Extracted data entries

= Beginning of Section =

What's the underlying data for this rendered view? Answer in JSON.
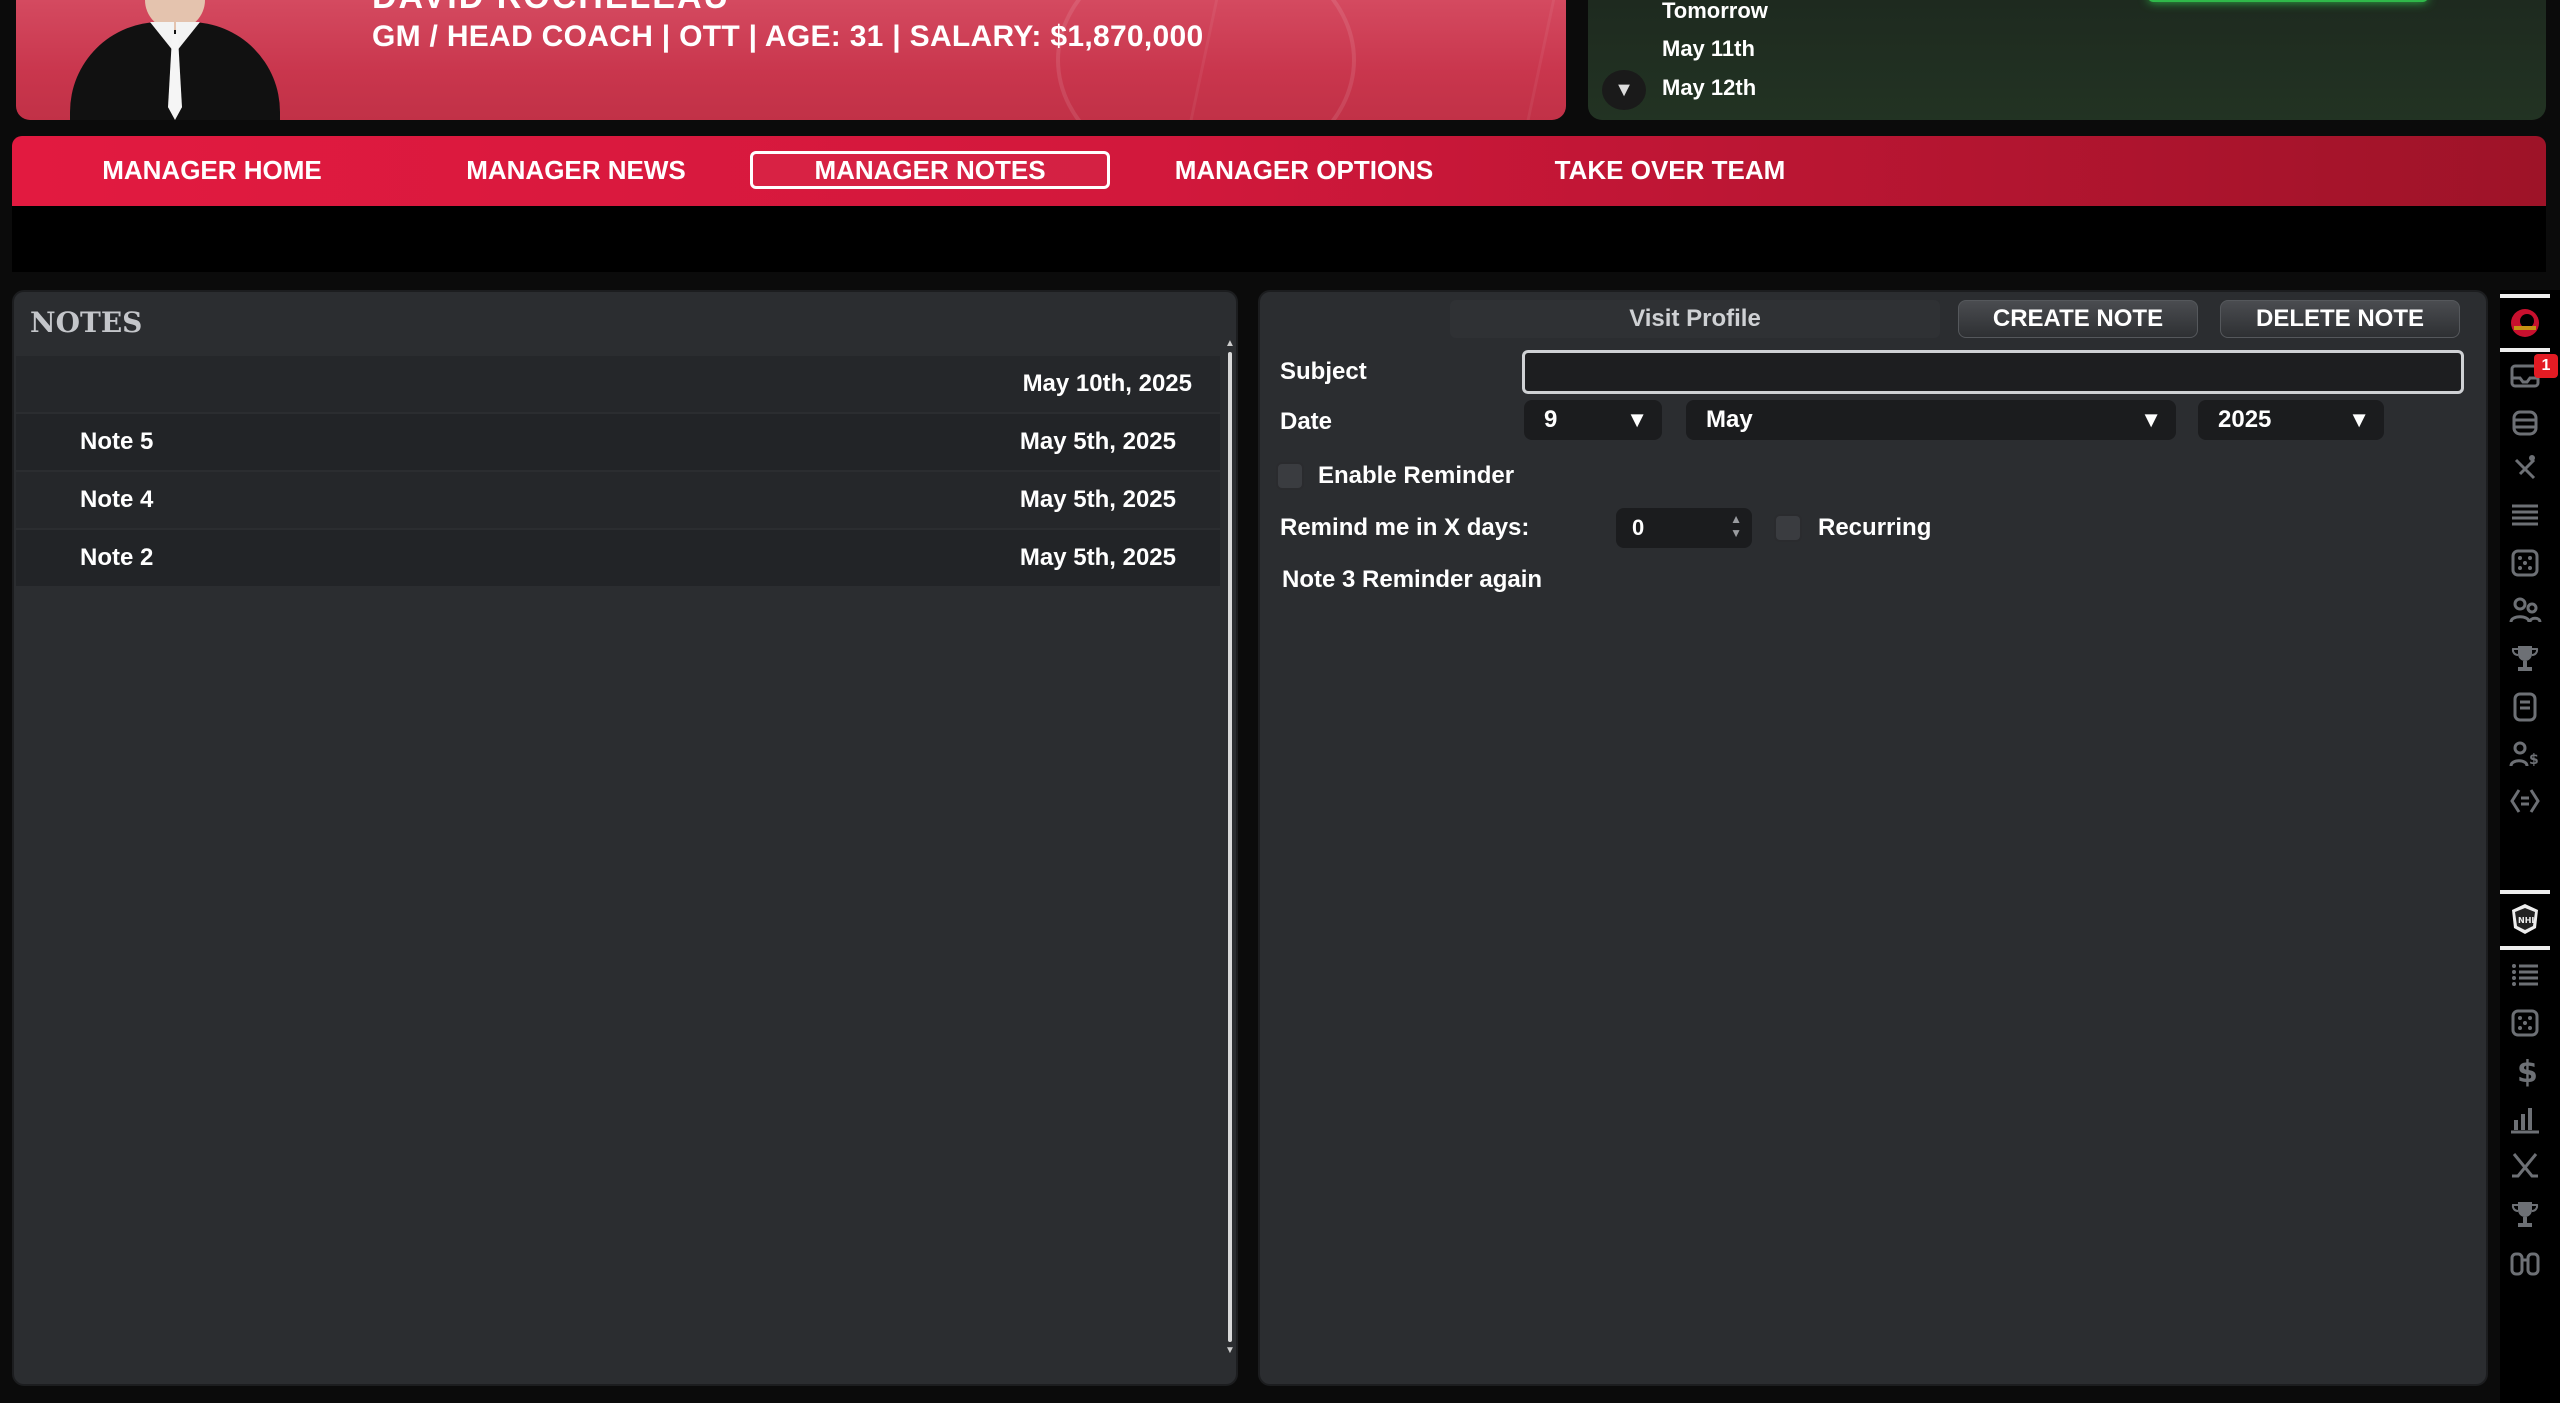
{
  "header": {
    "name_partial": "DAVID ROCHELEAU",
    "info": "GM / HEAD COACH | OTT | AGE: 31 | SALARY: $1,870,000"
  },
  "calendar": {
    "items": [
      "Tomorrow",
      "May 11th",
      "May 12th"
    ]
  },
  "nav": {
    "items": [
      "MANAGER HOME",
      "MANAGER NEWS",
      "MANAGER NOTES",
      "MANAGER OPTIONS",
      "TAKE OVER TEAM"
    ],
    "active": "MANAGER NOTES"
  },
  "notes": {
    "title": "NOTES",
    "rows": [
      {
        "title": "",
        "date": "May 10th, 2025"
      },
      {
        "title": "Note 5",
        "date": "May 5th, 2025"
      },
      {
        "title": "Note 4",
        "date": "May 5th, 2025"
      },
      {
        "title": "Note 2",
        "date": "May 5th, 2025"
      }
    ]
  },
  "editor": {
    "visit_profile": "Visit Profile",
    "create_note": "CREATE NOTE",
    "delete_note": "DELETE NOTE",
    "subject_label": "Subject",
    "subject_value": "",
    "date_label": "Date",
    "day": "9",
    "month": "May",
    "year": "2025",
    "enable_reminder": "Enable Reminder",
    "remind_label": "Remind me in X days:",
    "remind_days": "0",
    "recurring": "Recurring",
    "body": "Note 3 Reminder again"
  },
  "sidebar": {
    "badge": "1",
    "team_icons": [
      "team-logo-icon",
      "inbox-icon",
      "database-icon",
      "player-swap-icon",
      "list-icon",
      "dice-icon",
      "people-icon",
      "trophy-icon",
      "document-icon",
      "person-dollar-icon",
      "code-icon"
    ],
    "league_icons": [
      "league-logo-icon",
      "list-icon",
      "dice-icon",
      "dollar-icon",
      "bar-chart-icon",
      "sticks-icon",
      "trophy-icon",
      "binoculars-icon"
    ]
  }
}
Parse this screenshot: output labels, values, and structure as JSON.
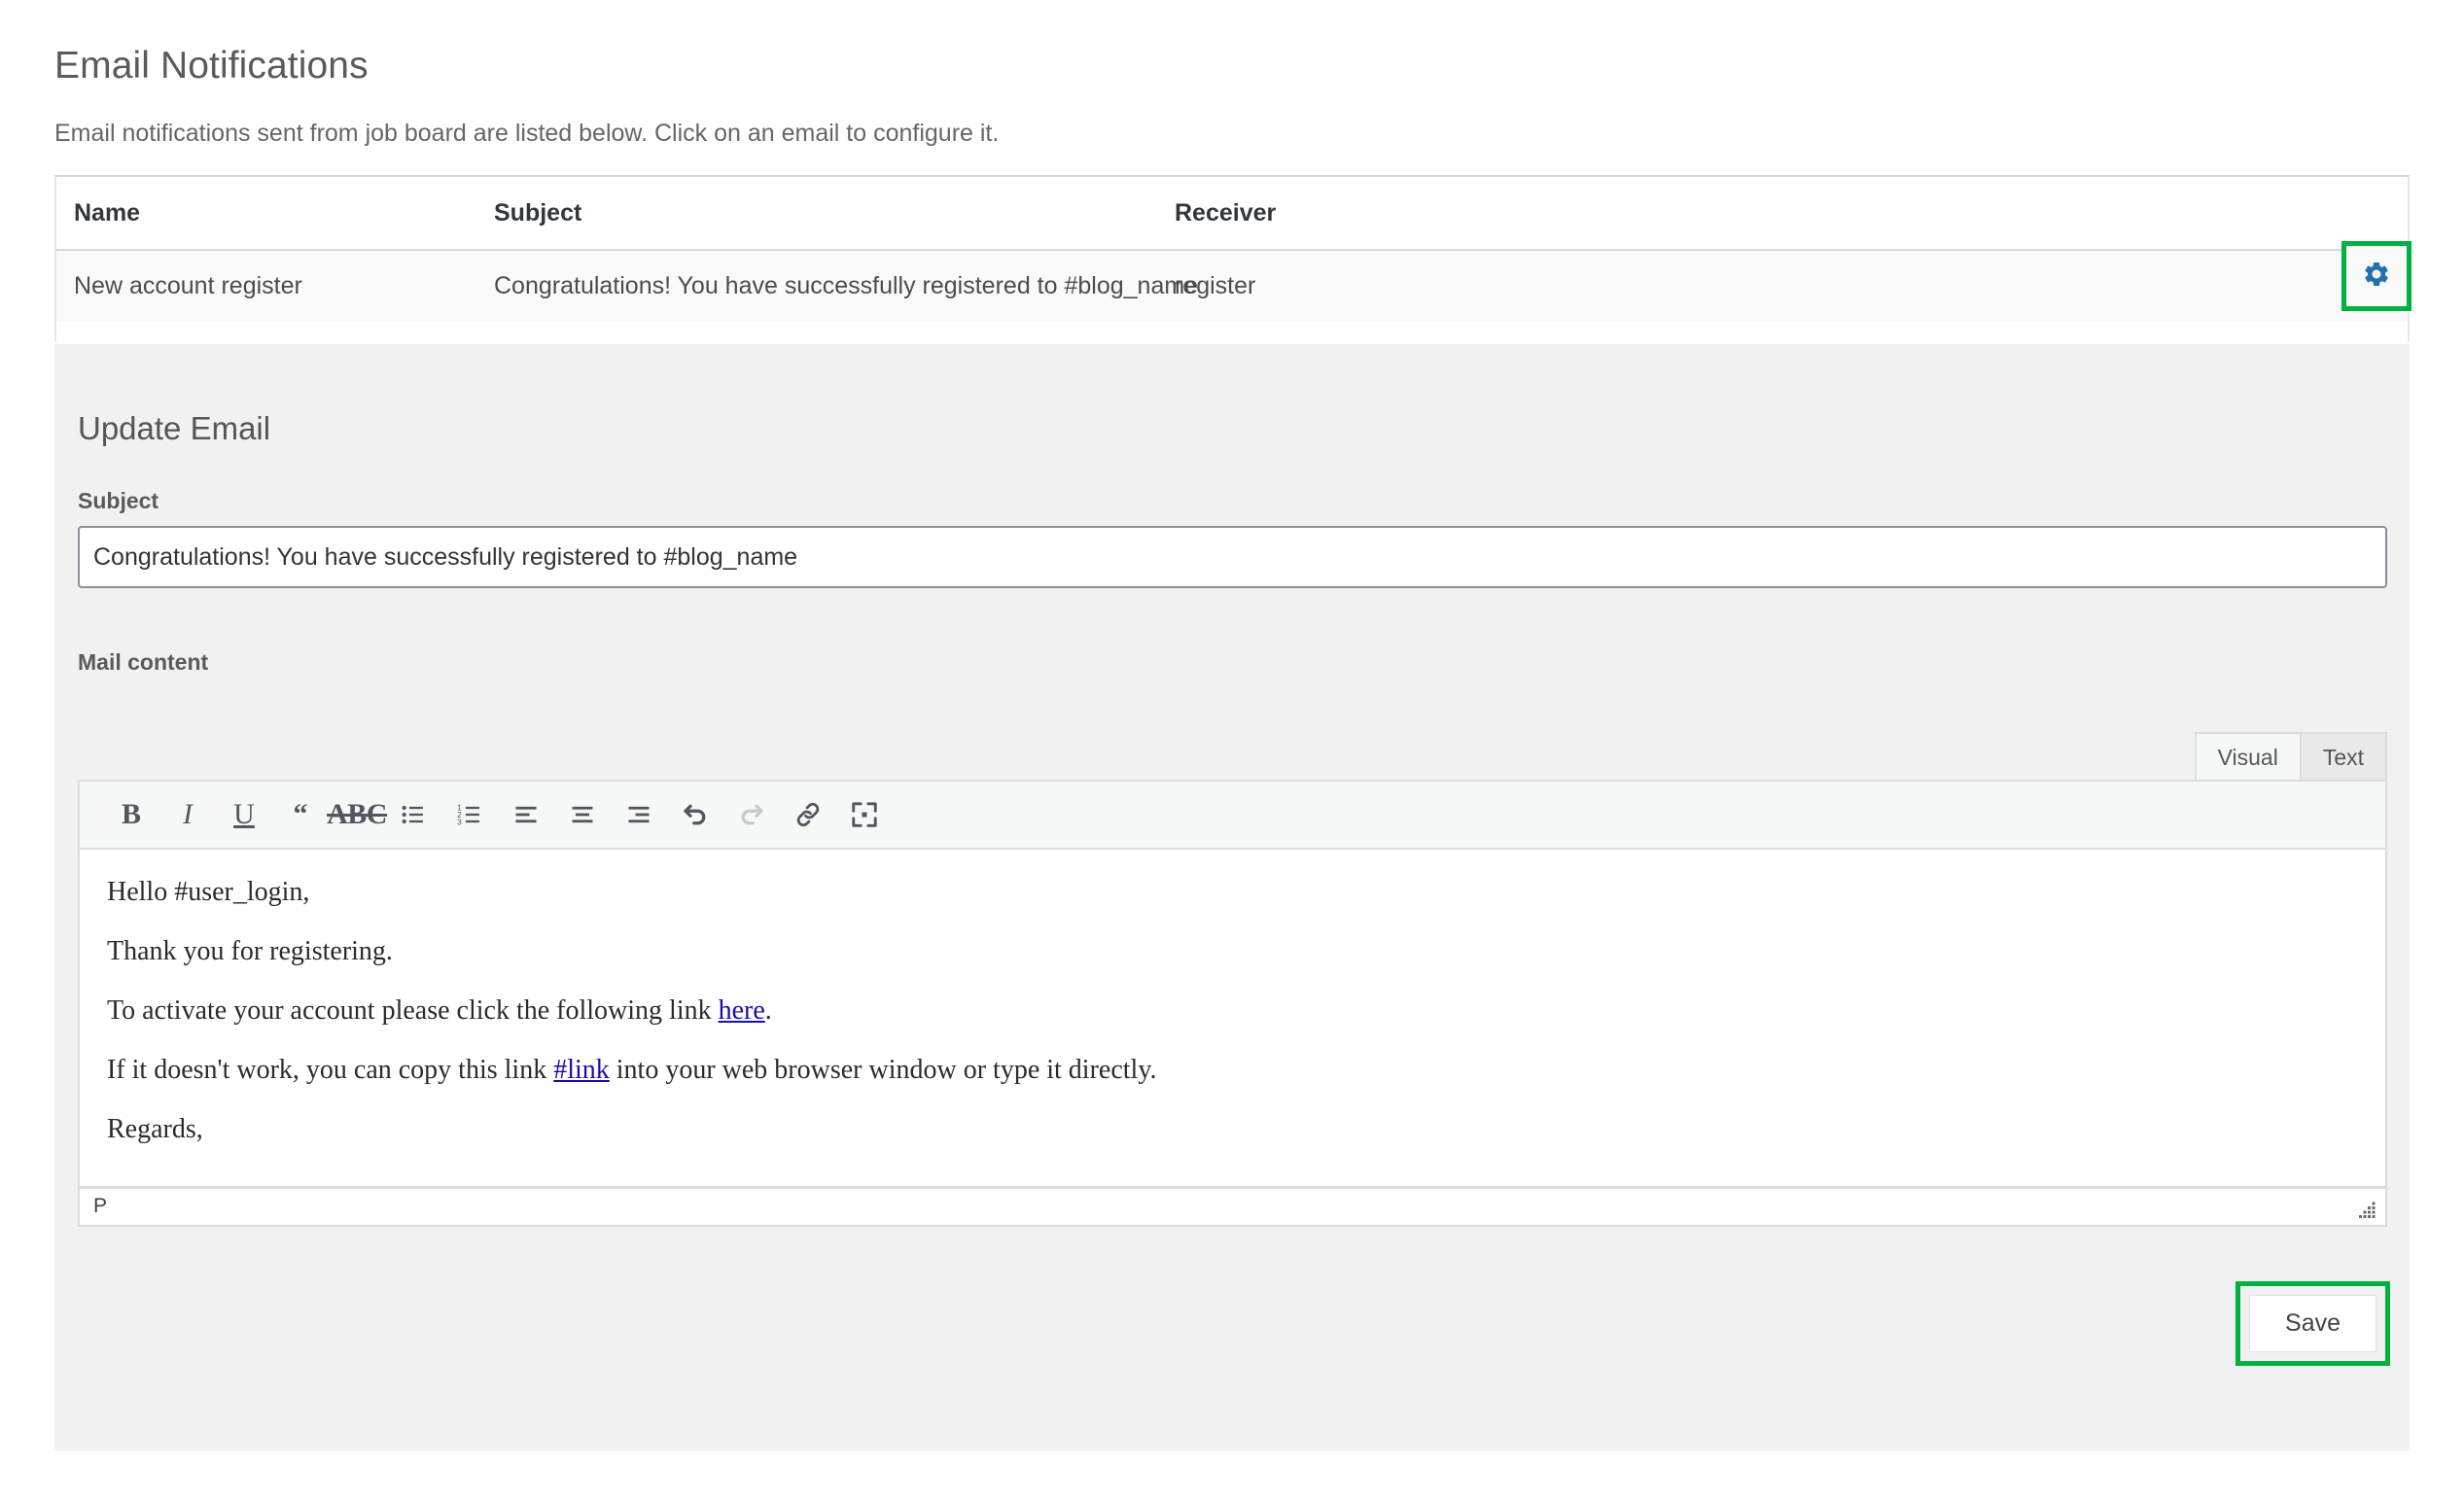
{
  "header": {
    "title": "Email Notifications",
    "description": "Email notifications sent from job board are listed below. Click on an email to configure it."
  },
  "table": {
    "columns": [
      "Name",
      "Subject",
      "Receiver"
    ],
    "rows": [
      {
        "name": "New account register",
        "subject": "Congratulations! You have successfully registered to #blog_name",
        "receiver": "register",
        "action_icon": "gear-icon"
      }
    ]
  },
  "panel": {
    "title": "Update Email",
    "subject_label": "Subject",
    "subject_value": "Congratulations! You have successfully registered to #blog_name",
    "mail_content_label": "Mail content",
    "tabs": [
      {
        "label": "Visual",
        "active": true
      },
      {
        "label": "Text",
        "active": false
      }
    ],
    "toolbar": [
      {
        "name": "bold-icon",
        "glyph": "B"
      },
      {
        "name": "italic-icon",
        "glyph": "I"
      },
      {
        "name": "underline-icon",
        "glyph": "U"
      },
      {
        "name": "blockquote-icon",
        "glyph": "“"
      },
      {
        "name": "strikethrough-icon",
        "glyph": "ABC"
      },
      {
        "name": "bulleted-list-icon",
        "glyph": ""
      },
      {
        "name": "numbered-list-icon",
        "glyph": ""
      },
      {
        "name": "align-left-icon",
        "glyph": ""
      },
      {
        "name": "align-center-icon",
        "glyph": ""
      },
      {
        "name": "align-right-icon",
        "glyph": ""
      },
      {
        "name": "undo-icon",
        "glyph": ""
      },
      {
        "name": "redo-icon",
        "glyph": ""
      },
      {
        "name": "link-icon",
        "glyph": ""
      },
      {
        "name": "fullscreen-icon",
        "glyph": ""
      }
    ],
    "body": {
      "line1": "Hello #user_login,",
      "line2": "Thank you for registering.",
      "line3_pre": "To activate your account please click the following link ",
      "line3_link": "here",
      "line3_post": ".",
      "line4_pre": "If it doesn't work, you can copy this link ",
      "line4_link": "#link",
      "line4_post": " into your web browser window or type it directly.",
      "line5": "Regards,"
    },
    "status_path": "P",
    "save_label": "Save"
  },
  "colors": {
    "accent_gear": "#2271b1",
    "highlight": "#00b140",
    "panel_bg": "#f1f1f1",
    "link": "#1a0dab"
  }
}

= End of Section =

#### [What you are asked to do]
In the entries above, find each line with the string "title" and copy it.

#### [Result of the exercise]
    "title": "NOTES",
        "title": "",
        "title": "Note 5",
        "title": "Note 4",
        "title": "Note 2",
    "title": "Email Notifications",
    "title": "Update Email",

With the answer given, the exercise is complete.